---------- Source data ----------
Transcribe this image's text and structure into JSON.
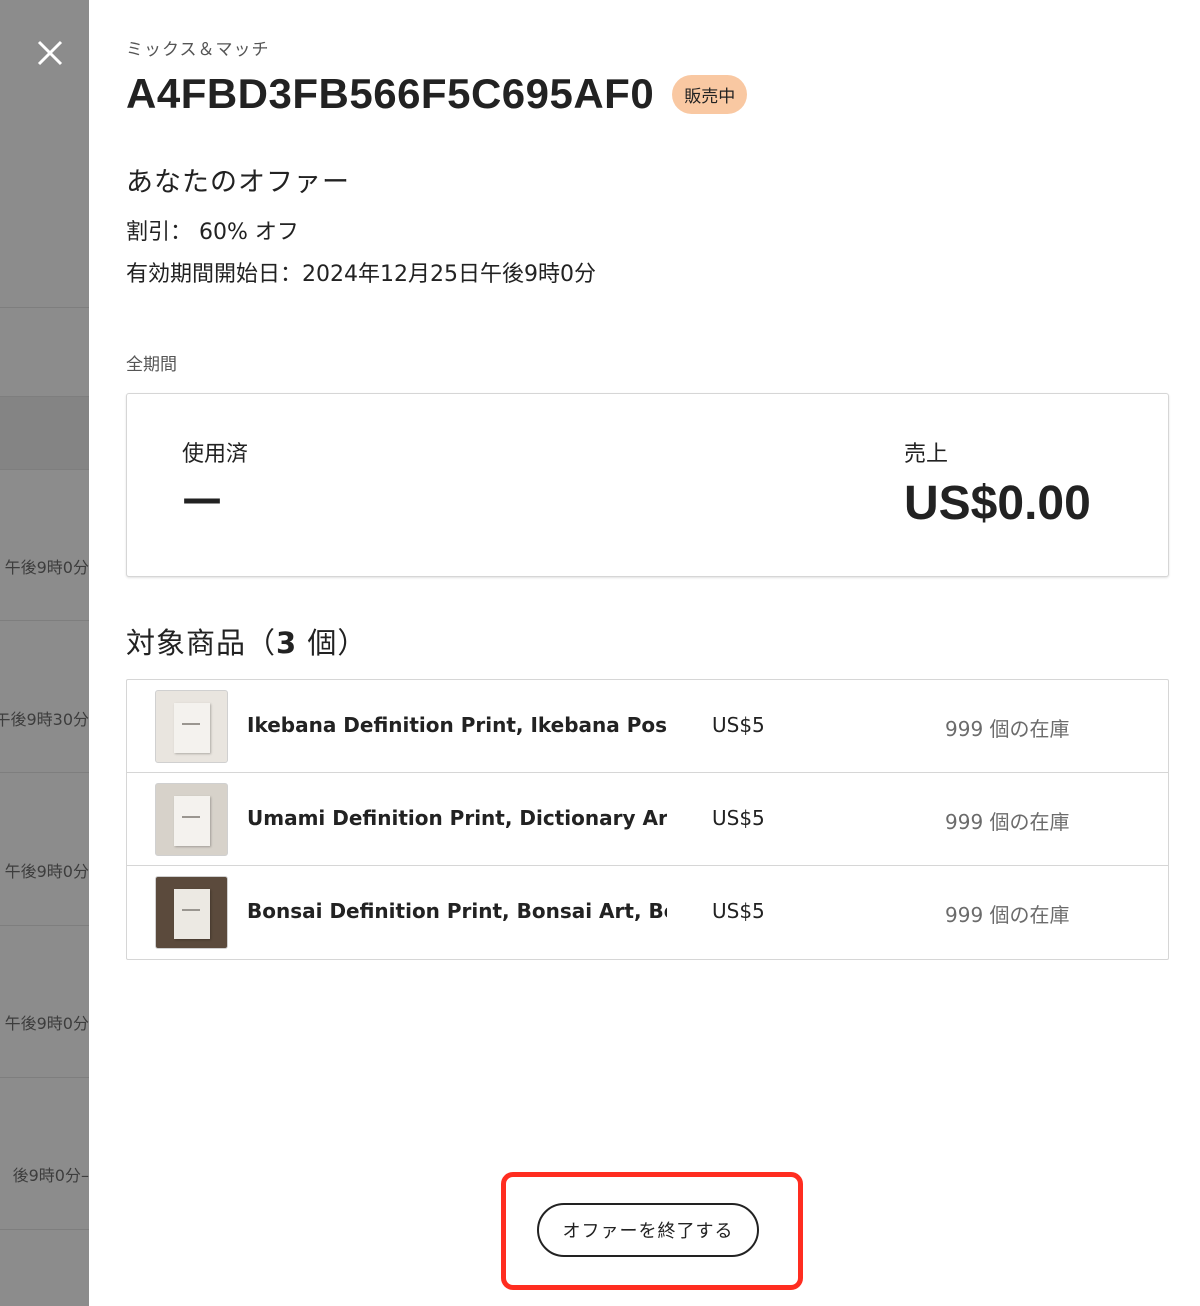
{
  "background": {
    "partial_texts": [
      "午後9時0分",
      "午後9時30分",
      "午後9時0分",
      "午後9時0分",
      "後9時0分–"
    ]
  },
  "header": {
    "offer_type": "ミックス＆マッチ",
    "code": "A4FBD3FB566F5C695AF0",
    "status": "販売中"
  },
  "offer": {
    "heading": "あなたのオファー",
    "discount": "割引： 60% オフ",
    "start_date": "有効期間開始日：2024年12月25日午後9時0分"
  },
  "stats": {
    "period": "全期間",
    "used_label": "使用済",
    "used_value": "—",
    "sales_label": "売上",
    "sales_value": "US$0.00"
  },
  "products": {
    "heading_prefix": "対象商品（",
    "heading_count": "3",
    "heading_suffix": " 個）",
    "items": [
      {
        "name": "Ikebana Definition Print, Ikebana Post...",
        "price": "US$5",
        "stock": "999 個の在庫"
      },
      {
        "name": "Umami Definition Print, Dictionary Art ...",
        "price": "US$5",
        "stock": "999 個の在庫"
      },
      {
        "name": "Bonsai Definition Print, Bonsai Art, Bo...",
        "price": "US$5",
        "stock": "999 個の在庫"
      }
    ]
  },
  "actions": {
    "end_offer": "オファーを終了する"
  },
  "colors": {
    "badge": "#f9c8a2",
    "highlight": "#ff2d20",
    "backdrop": "#8c8c8c"
  },
  "icons": {
    "close": "close-icon"
  }
}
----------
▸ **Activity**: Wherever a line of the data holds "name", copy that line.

▸ **Answer area**:
        "name": "Ikebana Definition Print, Ikebana Post...",
        "name": "Umami Definition Print, Dictionary Art ...",
        "name": "Bonsai Definition Print, Bonsai Art, Bo...",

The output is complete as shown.